Need help finding ideas for themes? Pinterest has a TON 🙂
Step 3: Goals and Standards
For a guideline, I like to use this site that lists standards according to state, grade level, and subject. It only has math and language arts standards for preschool, so I plug in the goals I believe are appropriate for my child to obtain in other areas. For example, being able to identify the 5 senses, the main parts of the body, and knowing the importance of washing hands and brushing teeth are some of the things we are planning to cover for science this year.
Step 4: Plugging in Letters and Sight Words
There are a few different ways you can do this. You could teach letters in alphabetical order or mix them up. You could focus on a letter for two weeks or two letters per week. This will all depend on where your child is developmentally and what they are ready to learn. Even though it can be frustrating, try not to hound your child to learn their letters. When they are ready to grasp it, they will. You may need to take a break from a certain letter and revisit it in a couple months.
This is my second year teaching Brynlee preschool, so I have a good idea of what letters she knows well, and which she needs more practice on. I decided to teach her A-D in order because those seem easiest, then I moved on to the letters in her name. The first year I didn’t work on sight words at all because she could not identify enough letters to. This year, we are going to give it a go and I’m super excited to see how she does.
Step 5: Fill in the fun stuff!
This is where Pinterest, dreamy Instagram accounts, and field trips come in.
Simply typing in your theme + preschool + subject (“ocean preschool math”or “fall preschool art”) into Pinterest, and it will provide you with loads of inspiration. It can be overwhelming, so stick with something simple and you think your child will enjoy. I try to steer clear of too many worksheets, and focus more on sensory/hands-on activities.
If you are on Instagram, there are loads of gorgeous accounts that help me draw ideas from. Make sure to utilize the bookmark option so you can visit the ideas you love again down the road. 😉
And that’s it!
Here is an example of my curriculum map filled out for next month. It’s simple and room for flexibility and creativity.
Follow along with me! You get this template free when you sign up for my newsletter. 😀
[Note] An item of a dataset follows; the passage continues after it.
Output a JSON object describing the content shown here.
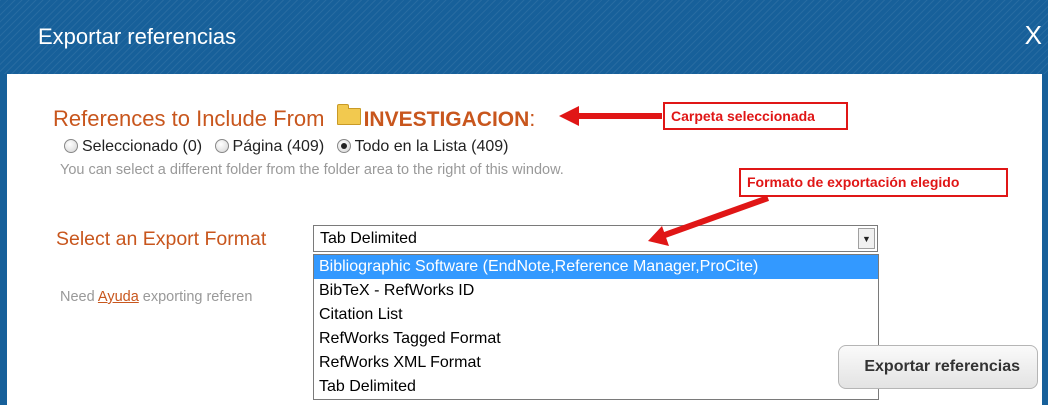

Just remember, your curriculum map will reflect an outline of skills and concepts you hope to teach throughout the school year and the order you plan teach them. It is not a minute by minute breakdown. When homeschooling, it’s important to be flexible. If you over plan the day, it will cause unnecessary stress for you and your kiddo. Try to remember, even time spent playing with your child is time never wasted. They are learning SO much at this age. Activities don’t have to be overly complicated, or Pinterest-worthy. Relish in these moments, mama. They will be older tomorrow.